|Title||Depression after status epilepticus: behavioural and biochemical deficits and effects of fluoxetine.|
|Publication Type||Journal Article|
|Year of Publication||2008|
|Authors||Mazarati, A, Siddarth P, Baldwin RA, Shin D, Caplan R, Sankar R|
|Journal||Brain : a journal of neurology|
|Date Published||2008 Aug|
|Keywords||Animals, Behavior, Animal, Depression, Epilepsy, Temporal Lobe, Fluoxetine, Hippocampus, Lithium Chloride, Male, Models, Animal, Pilocarpine, Rats, Rats, Wistar, Serotonin, Serotonin Uptake Inhibitors, Status Epilepticus|

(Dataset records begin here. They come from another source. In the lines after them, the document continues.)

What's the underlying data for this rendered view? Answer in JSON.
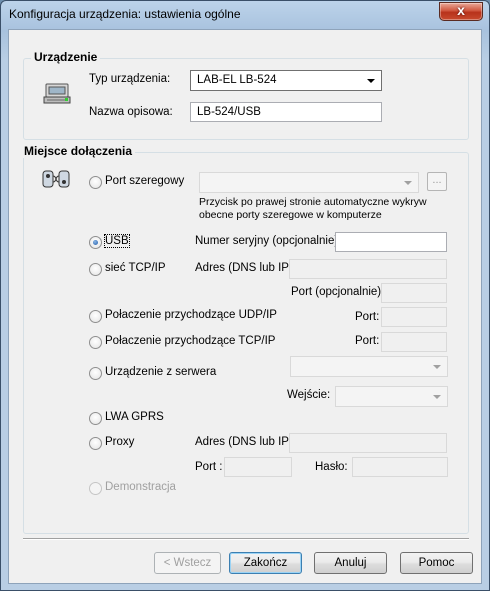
{
  "window": {
    "title": "Konfiguracja urządzenia: ustawienia ogólne",
    "close_glyph": "x"
  },
  "device_group": {
    "title": "Urządzenie",
    "type_label": "Typ urządzenia:",
    "type_value": "LAB-EL LB-524",
    "name_label": "Nazwa opisowa:",
    "name_value": "LB-524/USB"
  },
  "connection_group": {
    "title": "Miejsce dołączenia",
    "serial": {
      "label": "Port szeregowy",
      "browse": "...",
      "hint_line1": "Przycisk po prawej stronie automatyczne wykryw",
      "hint_line2": "obecne porty szeregowe w komputerze"
    },
    "usb": {
      "label": "USB",
      "serial_label": "Numer seryjny (opcjonalnie):",
      "serial_value": ""
    },
    "tcpip": {
      "label": "sieć TCP/IP",
      "address_label": "Adres (DNS lub IP):",
      "port_label": "Port (opcjonalnie):"
    },
    "udp_in": {
      "label": "Połaczenie przychodzące UDP/IP",
      "port_label": "Port:"
    },
    "tcp_in": {
      "label": "Połaczenie przychodzące TCP/IP",
      "port_label": "Port:"
    },
    "server": {
      "label": "Urządzenie z serwera",
      "input_label": "Wejście:"
    },
    "gprs": {
      "label": "LWA GPRS"
    },
    "proxy": {
      "label": "Proxy",
      "address_label": "Adres (DNS lub IP):",
      "port_label": "Port :",
      "password_label": "Hasło:"
    },
    "demo": {
      "label": "Demonstracja"
    }
  },
  "footer": {
    "back": "< Wstecz",
    "finish": "Zakończ",
    "cancel": "Anuluj",
    "help": "Pomoc"
  }
}
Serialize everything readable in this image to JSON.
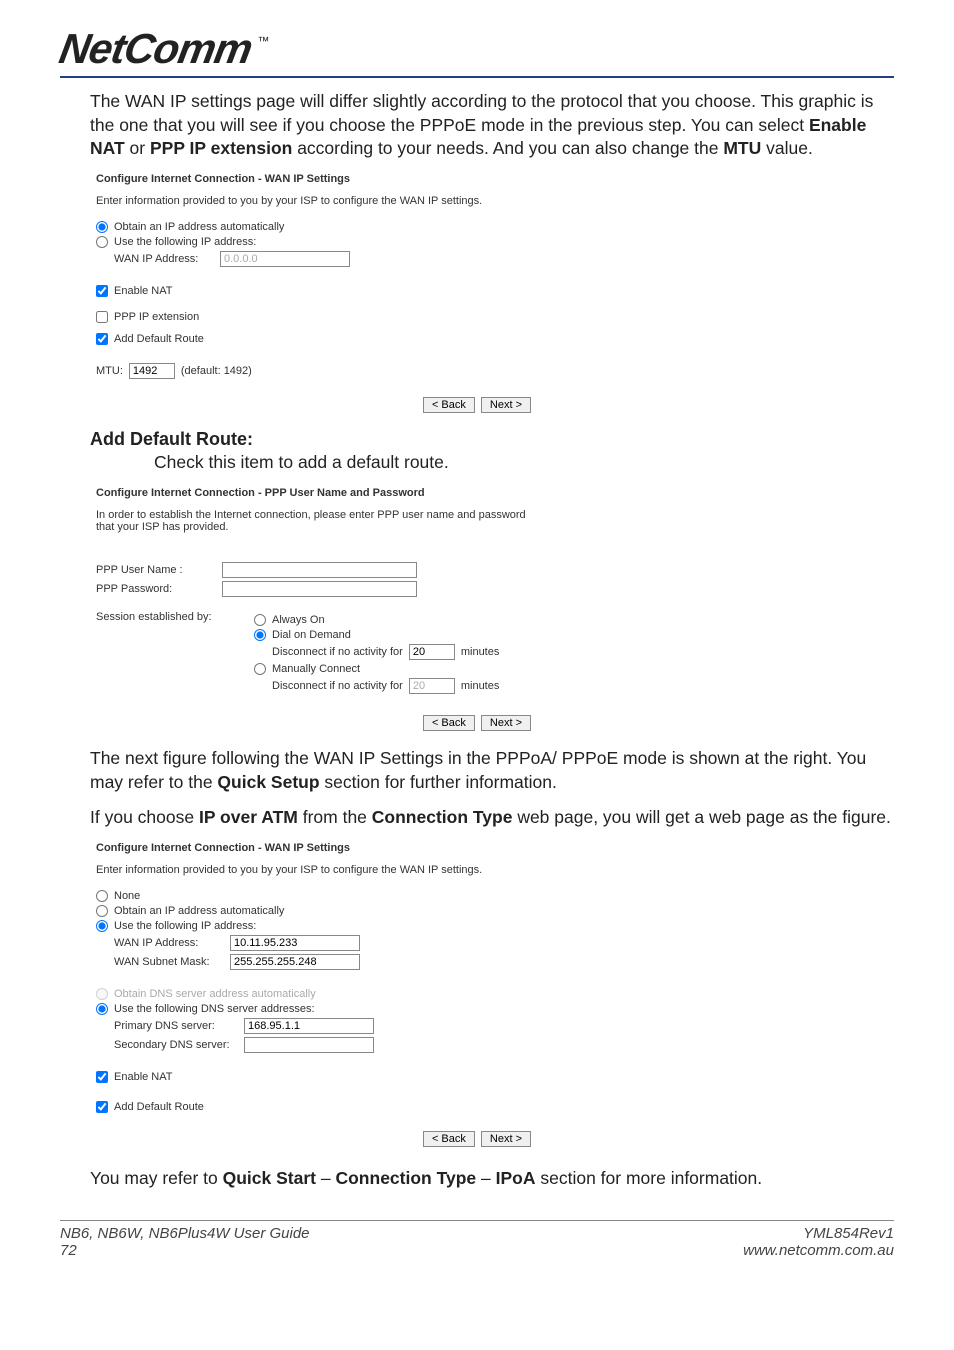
{
  "brand": {
    "name": "NetComm",
    "tm": "™"
  },
  "para1_a": "The WAN IP settings page will differ slightly according to the protocol that you choose. This graphic is the one that you will see if you choose the PPPoE mode in the previous step. You can select ",
  "para1_b": "Enable NAT",
  "para1_c": " or ",
  "para1_d": "PPP IP extension",
  "para1_e": " according to your needs. And you can also change the ",
  "para1_f": "MTU",
  "para1_g": " value.",
  "panel1": {
    "title": "Configure Internet Connection - WAN IP Settings",
    "desc": "Enter information provided to you by your ISP to configure the WAN IP settings.",
    "opt_auto": "Obtain an IP address automatically",
    "opt_static": "Use the following IP address:",
    "wanip_label": "WAN IP Address:",
    "wanip_value": "0.0.0.0",
    "enable_nat": "Enable NAT",
    "ppp_ext": "PPP IP extension",
    "add_route": "Add Default Route",
    "mtu_label": "MTU:",
    "mtu_value": "1492",
    "mtu_default": "(default: 1492)",
    "back": "< Back",
    "next": "Next >"
  },
  "hd_add_route": "Add Default Route:",
  "hd_add_route_sub": "Check this item to add a default route.",
  "panel2": {
    "title": "Configure Internet Connection - PPP User Name and Password",
    "desc": "In order to establish the Internet connection, please enter PPP user name and password that your ISP has provided.",
    "user_label": "PPP User Name :",
    "pass_label": "PPP Password:",
    "session_label": "Session established by:",
    "always_on": "Always On",
    "dial": "Dial on Demand",
    "disc_if": "Disconnect if no activity for",
    "disc_val": "20",
    "minutes": "minutes",
    "manual": "Manually Connect",
    "back": "< Back",
    "next": "Next >"
  },
  "para2_a": "The next figure following the WAN IP Settings in the PPPoA/ PPPoE mode is shown at the right. You may refer to the ",
  "para2_b": "Quick Setup",
  "para2_c": " section for further information.",
  "para3_a": "If you choose ",
  "para3_b": "IP over ATM",
  "para3_c": " from the ",
  "para3_d": "Connection Type",
  "para3_e": " web page, you will get a web page as the figure.",
  "panel3": {
    "title": "Configure Internet Connection - WAN IP Settings",
    "desc": "Enter information provided to you by your ISP to configure the WAN IP settings.",
    "opt_none": "None",
    "opt_auto": "Obtain an IP address automatically",
    "opt_static": "Use the following IP address:",
    "wanip_label": "WAN IP Address:",
    "wanip_value": "10.11.95.233",
    "mask_label": "WAN Subnet Mask:",
    "mask_value": "255.255.255.248",
    "dns_auto": "Obtain DNS server address automatically",
    "dns_static": "Use the following DNS server addresses:",
    "pri_dns_label": "Primary DNS server:",
    "pri_dns_value": "168.95.1.1",
    "sec_dns_label": "Secondary DNS server:",
    "sec_dns_value": "",
    "enable_nat": "Enable NAT",
    "add_route": "Add Default Route",
    "back": "< Back",
    "next": "Next >"
  },
  "para4_a": "You may refer to ",
  "para4_b": "Quick Start",
  "para4_c": " – ",
  "para4_d": "Connection Type",
  "para4_e": " – ",
  "para4_f": "IPoA",
  "para4_g": " section for more information.",
  "footer": {
    "left1": "NB6, NB6W, NB6Plus4W User Guide",
    "left2": "72",
    "right1": "YML854Rev1",
    "right2": "www.netcomm.com.au"
  }
}
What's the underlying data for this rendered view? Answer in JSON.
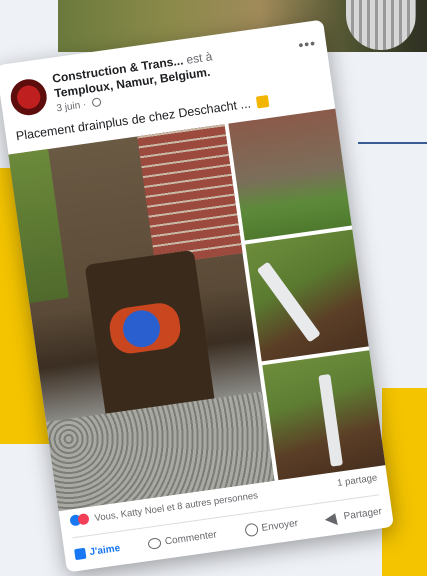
{
  "post": {
    "page_name": "Construction & Trans...",
    "page_suffix": "est à",
    "location": "Temploux, Namur, Belgium.",
    "date": "3 juin ·",
    "text": "Placement drainplus de chez Deschacht ...",
    "more_icon": "more-options-icon",
    "reactions_text": "Vous, Katty Noel et 8 autres personnes",
    "shares_text": "1 partage"
  },
  "actions": {
    "like": "J'aime",
    "comment": "Commenter",
    "send": "Envoyer",
    "share": "Partager"
  },
  "colors": {
    "accent_yellow": "#f4c400",
    "facebook_blue": "#1877f2",
    "love_red": "#f33e58",
    "background": "#eef1f6"
  }
}
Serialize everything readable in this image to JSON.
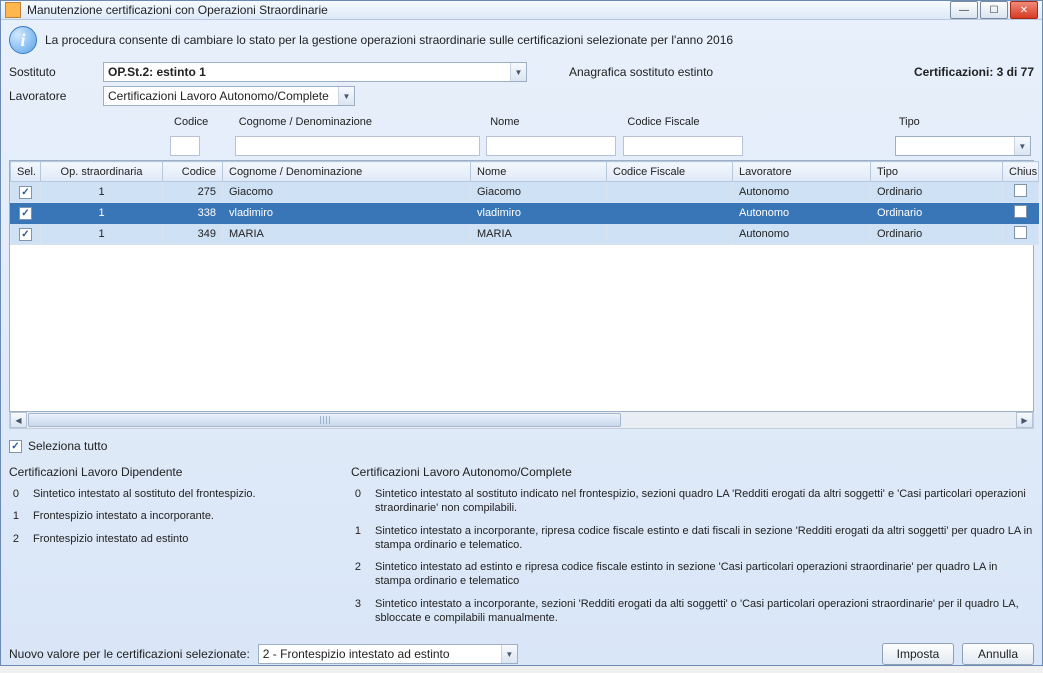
{
  "window": {
    "title": "Manutenzione certificazioni con Operazioni Straordinarie"
  },
  "info_text": "La procedura consente di cambiare lo stato per la gestione operazioni straordinarie sulle certificazioni selezionate per l'anno 2016",
  "form": {
    "sostituto_label": "Sostituto",
    "sostituto_value": "OP.St.2: estinto 1",
    "anagrafica_label": "Anagrafica sostituto estinto",
    "lavoratore_label": "Lavoratore",
    "lavoratore_value": "Certificazioni Lavoro Autonomo/Complete",
    "stats_label": "Certificazioni: 3 di 77"
  },
  "filters": {
    "codice": "Codice",
    "cognome": "Cognome / Denominazione",
    "nome": "Nome",
    "codice_fiscale": "Codice Fiscale",
    "tipo": "Tipo"
  },
  "grid": {
    "headers": {
      "sel": "Sel.",
      "op": "Op. straordinaria",
      "codice": "Codice",
      "cognome": "Cognome / Denominazione",
      "nome": "Nome",
      "cf": "Codice Fiscale",
      "lavoratore": "Lavoratore",
      "tipo": "Tipo",
      "chius": "Chius"
    },
    "rows": [
      {
        "sel": true,
        "op": "1",
        "codice": "275",
        "cognome": "Giacomo",
        "nome": "Giacomo",
        "cf": "",
        "lavoratore": "Autonomo",
        "tipo": "Ordinario",
        "chius": false,
        "selected_row": false
      },
      {
        "sel": true,
        "op": "1",
        "codice": "338",
        "cognome": "vladimiro",
        "nome": "vladimiro",
        "cf": "",
        "lavoratore": "Autonomo",
        "tipo": "Ordinario",
        "chius": false,
        "selected_row": true
      },
      {
        "sel": true,
        "op": "1",
        "codice": "349",
        "cognome": "MARIA",
        "nome": "MARIA",
        "cf": "",
        "lavoratore": "Autonomo",
        "tipo": "Ordinario",
        "chius": false,
        "selected_row": false
      }
    ]
  },
  "select_all": {
    "checked": true,
    "label": "Seleziona tutto"
  },
  "legend": {
    "left_title": "Certificazioni Lavoro Dipendente",
    "left_items": [
      {
        "idx": "0",
        "txt": "Sintetico intestato al sostituto del frontespizio."
      },
      {
        "idx": "1",
        "txt": "Frontespizio intestato a incorporante."
      },
      {
        "idx": "2",
        "txt": "Frontespizio intestato ad estinto"
      }
    ],
    "right_title": "Certificazioni Lavoro Autonomo/Complete",
    "right_items": [
      {
        "idx": "0",
        "txt": "Sintetico intestato al sostituto indicato nel frontespizio, sezioni quadro LA 'Redditi erogati da altri soggetti' e 'Casi particolari operazioni straordinarie' non compilabili."
      },
      {
        "idx": "1",
        "txt": "Sintetico intestato a incorporante, ripresa codice fiscale estinto e dati fiscali in sezione 'Redditi erogati da altri soggetti' per quadro LA in stampa ordinario e telematico."
      },
      {
        "idx": "2",
        "txt": "Sintetico intestato ad estinto e ripresa codice fiscale estinto in sezione 'Casi particolari operazioni straordinarie' per quadro LA in stampa ordinario e telematico"
      },
      {
        "idx": "3",
        "txt": "Sintetico intestato a incorporante, sezioni 'Redditi erogati da alti soggetti' o 'Casi particolari operazioni straordinarie' per il quadro LA, sbloccate e compilabili manualmente."
      }
    ]
  },
  "footer": {
    "label": "Nuovo valore per le certificazioni selezionate:",
    "dropdown_value": "2 - Frontespizio intestato ad estinto",
    "imposta": "Imposta",
    "annulla": "Annulla"
  }
}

Depression represents one of the most common comorbidities in patients with epilepsy. However, the mechanisms of depression in epilepsy patients are poorly understood. Establishment of animal models of this comorbidity is critical for both understanding the mechanisms of the condition, and for preclinical development of effective therapies. The current study examined whether a commonly used animal model of temporal lobe epilepsy (TLE) is characterized by behavioural and biochemical alterations involved in depression. Male Wistar rats were subjected to LiCl and pilocarpine status epilepticus (SE). The development of chronic epileptic state was confirmed by the presence of spontaneous seizures and by enhanced brain excitability. Post-SE animals exhibited increase in immobility time under conditions of forced swim test (FST) which was indicative of despair-like state, and loss of taste preference in saccharin solution consumption test which pointed to the symptomatic equivalence of anhedonia. Biochemical studies revealed compromised serotonergic transmission in the raphe-hippocampal serotonergic pathway: decrease of serotonin (5-HT) concentration and turnover in the hippocampus, measured by high performance liquid chromatography, and decrease of 5-HT release from the hippocampus in response to raphe stimulation, measured by fast cyclic voltammetry. Administration of fluoxetine (FLX, 20 mg/kg/day for 10 days) to naive animals significantly shortened immobility time under conditions of FST, and inhibited 5-HT turnover in the hippocampus. In post-SE rats FLX treatment led to a further decrease of hippocampal 5-HT turnover; however, performance in FST was not improved. At the same time, FLX reversed SE-induced increase in brain excitability. In summary, our studies provide initial evidence that post-SE model of TLE might serve as a model of the comorbidity of epilepsy and depression. The finding that behavioural equivalents of depression were resistant to an antidepressant medication suggested that depression in epilepsy might have distinct underlying mechanisms beyond alterations in serotonergic pathways.